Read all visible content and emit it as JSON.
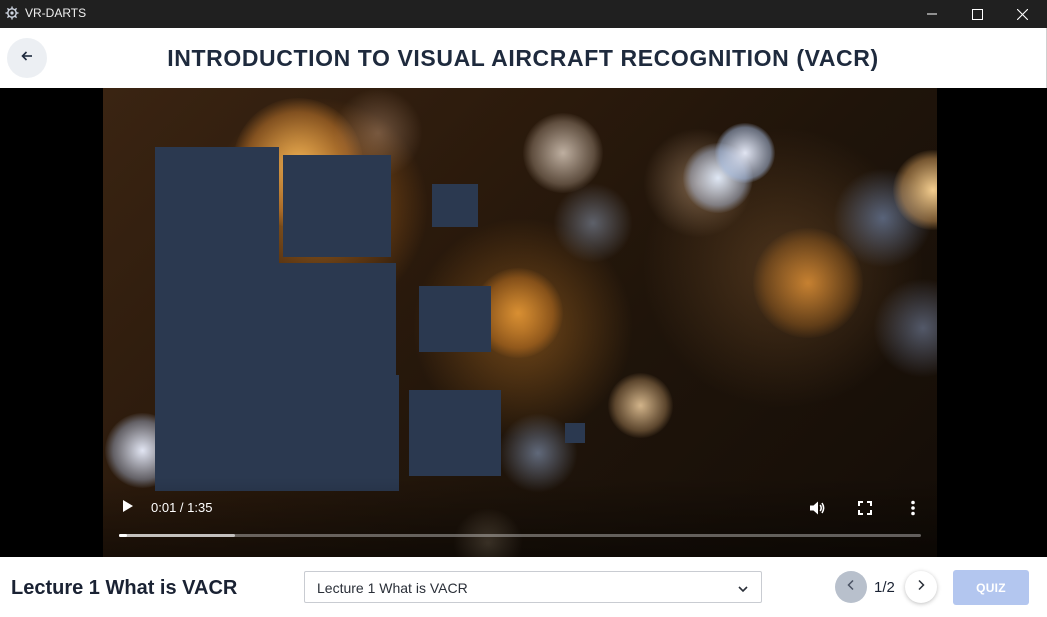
{
  "window": {
    "app_title": "VR-DARTS",
    "app_icon": "gear-icon",
    "controls": [
      "minimize-icon",
      "maximize-icon",
      "close-icon"
    ]
  },
  "header": {
    "back_icon": "arrow-left-icon",
    "title": "INTRODUCTION TO VISUAL AIRCRAFT RECOGNITION (VACR)"
  },
  "video": {
    "time_display": "0:01 / 1:35",
    "played_fraction": 0.0105,
    "buffered_fraction": 0.145,
    "icons": {
      "play": "play-icon",
      "volume": "volume-icon",
      "fullscreen": "fullscreen-icon",
      "more": "more-vertical-icon"
    }
  },
  "footer": {
    "lecture_title": "Lecture 1 What is VACR",
    "selected_lecture": "Lecture 1 What is VACR",
    "pager": {
      "current": 1,
      "total": 2,
      "label": "1/2",
      "prev_icon": "chevron-left-icon",
      "next_icon": "chevron-right-icon"
    },
    "quiz_label": "QUIZ"
  },
  "colors": {
    "titlebar": "#202020",
    "title_text": "#1e2a3d",
    "redaction_block": "#2b3950",
    "quiz_button": "#b3c6ef",
    "pager_prev": "#b8c0cc"
  }
}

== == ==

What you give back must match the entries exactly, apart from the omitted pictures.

• **Task output**
Read all visible content and emit it as JSON.
{
  "window": {
    "app_title": "VR-DARTS",
    "app_icon": "gear-icon",
    "controls": [
      "minimize-icon",
      "maximize-icon",
      "close-icon"
    ]
  },
  "header": {
    "back_icon": "arrow-left-icon",
    "title": "INTRODUCTION TO VISUAL AIRCRAFT RECOGNITION (VACR)"
  },
  "video": {
    "time_display": "0:01 / 1:35",
    "played_fraction": 0.0105,
    "buffered_fraction": 0.145,
    "icons": {
      "play": "play-icon",
      "volume": "volume-icon",
      "fullscreen": "fullscreen-icon",
      "more": "more-vertical-icon"
    }
  },
  "footer": {
    "lecture_title": "Lecture 1 What is VACR",
    "selected_lecture": "Lecture 1 What is VACR",
    "pager": {
      "current": 1,
      "total": 2,
      "label": "1/2",
      "prev_icon": "chevron-left-icon",
      "next_icon": "chevron-right-icon"
    },
    "quiz_label": "QUIZ"
  },
  "colors": {
    "titlebar": "#202020",
    "title_text": "#1e2a3d",
    "redaction_block": "#2b3950",
    "quiz_button": "#b3c6ef",
    "pager_prev": "#b8c0cc"
  }
}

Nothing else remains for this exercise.